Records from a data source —
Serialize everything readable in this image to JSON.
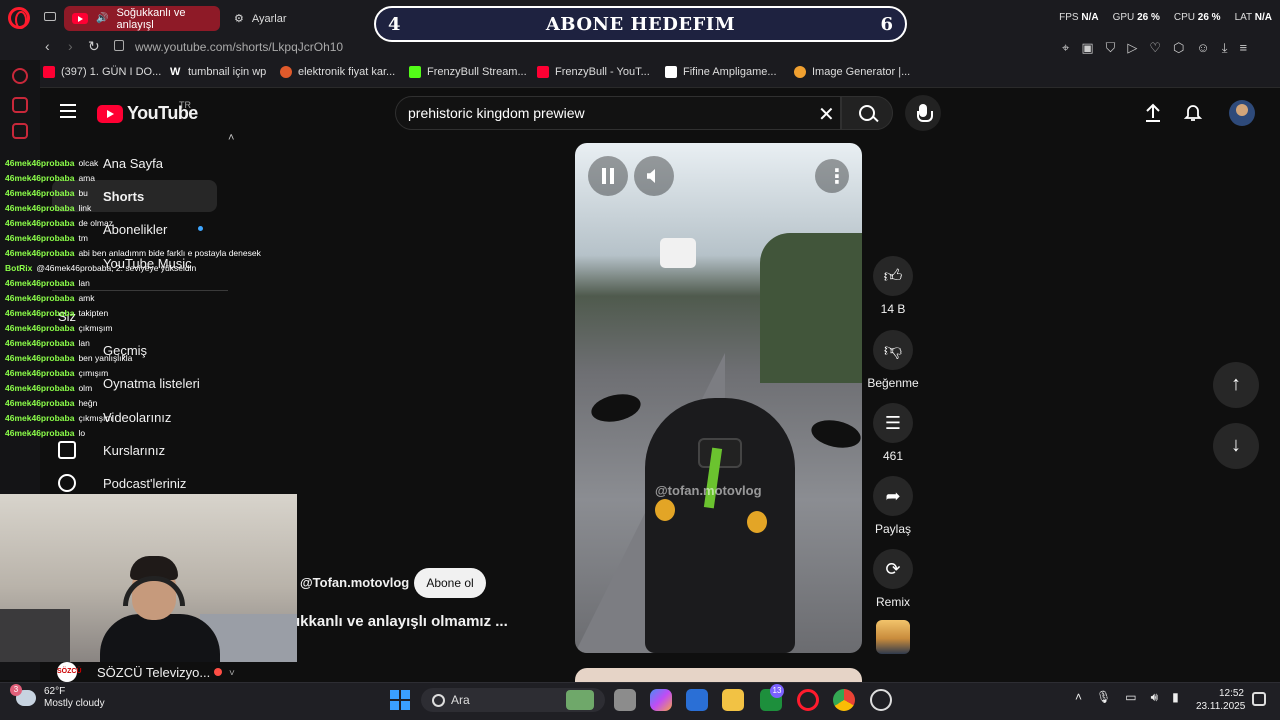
{
  "browser": {
    "tabs": [
      {
        "label": "Soğukkanlı ve anlayışl"
      },
      {
        "label": "Ayarlar"
      }
    ],
    "url": "www.youtube.com/shorts/LkpqJcrOh10",
    "perf": {
      "fps_label": "FPS",
      "fps": "N/A",
      "gpu_label": "GPU",
      "gpu": "26 %",
      "cpu_label": "CPU",
      "cpu": "26 %",
      "lat_label": "LAT",
      "lat": "N/A"
    },
    "bookmarks": [
      {
        "label": "(397) 1. GÜN I DO...",
        "color": "#ff0033"
      },
      {
        "label": "tumbnail için wp",
        "color": "#ffffff"
      },
      {
        "label": "elektronik fiyat kar...",
        "color": "#e05a2b"
      },
      {
        "label": "FrenzyBull Stream...",
        "color": "#53fc18"
      },
      {
        "label": "FrenzyBull - YouT...",
        "color": "#ff0033"
      },
      {
        "label": "Fifine Ampligame...",
        "color": "#ffffff"
      },
      {
        "label": "Image Generator |...",
        "color": "#f0a030"
      }
    ]
  },
  "overlay": {
    "left_num": "4",
    "title": "ABONE HEDEFIM",
    "right_num": "6"
  },
  "youtube": {
    "logo": "YouTube",
    "region": "TR",
    "search_query": "prehistoric kingdom prewiew",
    "sidebar": [
      {
        "label": "Ana Sayfa"
      },
      {
        "label": "Shorts"
      },
      {
        "label": "Abonelikler"
      },
      {
        "label": "YouTube Music"
      },
      {
        "label": "Siz"
      },
      {
        "label": "Geçmiş"
      },
      {
        "label": "Oynatma listeleri"
      },
      {
        "label": "Videolarınız"
      },
      {
        "label": "Kurslarınız"
      },
      {
        "label": "Podcast'leriniz"
      }
    ],
    "subscription": {
      "name": "SÖZCÜ Televizyo...",
      "avatar_text": "SÖZCÜ"
    }
  },
  "short": {
    "watermark": "@tofan.motovlog",
    "channel": "@Tofan.motovlog",
    "subscribe": "Abone ol",
    "title": "ukkanlı ve anlayışlı olmamız ...",
    "likes": "14 B",
    "dislike_label": "Beğenme",
    "comments": "461",
    "share_label": "Paylaş",
    "remix_label": "Remix"
  },
  "chat": [
    {
      "user": "46mek46probaba",
      "msg": "olcak"
    },
    {
      "user": "46mek46probaba",
      "msg": "ama"
    },
    {
      "user": "46mek46probaba",
      "msg": "bu"
    },
    {
      "user": "46mek46probaba",
      "msg": "link"
    },
    {
      "user": "46mek46probaba",
      "msg": "de olmaz"
    },
    {
      "user": "46mek46probaba",
      "msg": "tm"
    },
    {
      "user": "46mek46probaba",
      "msg": "abi ben anladımm bide farklı e postayla denesek"
    },
    {
      "user": "BotRix",
      "msg": "@46mek46probaba, 2. seviyeye yükseldin"
    },
    {
      "user": "46mek46probaba",
      "msg": "lan"
    },
    {
      "user": "46mek46probaba",
      "msg": "amk"
    },
    {
      "user": "46mek46probaba",
      "msg": "takipten"
    },
    {
      "user": "46mek46probaba",
      "msg": "çıkmışım"
    },
    {
      "user": "46mek46probaba",
      "msg": "lan"
    },
    {
      "user": "46mek46probaba",
      "msg": "ben yanlışlıkla"
    },
    {
      "user": "46mek46probaba",
      "msg": "çımışım"
    },
    {
      "user": "46mek46probaba",
      "msg": "olm"
    },
    {
      "user": "46mek46probaba",
      "msg": "heğn"
    },
    {
      "user": "46mek46probaba",
      "msg": "çıkmışım"
    },
    {
      "user": "46mek46probaba",
      "msg": "lo"
    }
  ],
  "taskbar": {
    "weather_badge": "3",
    "temp": "62°F",
    "condition": "Mostly cloudy",
    "search_placeholder": "Ara",
    "time": "12:52",
    "date": "23.11.2025",
    "badge_count": "13"
  }
}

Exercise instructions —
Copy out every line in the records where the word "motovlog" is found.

Output for this task —
    "watermark": "@tofan.motovlog",
    "channel": "@Tofan.motovlog",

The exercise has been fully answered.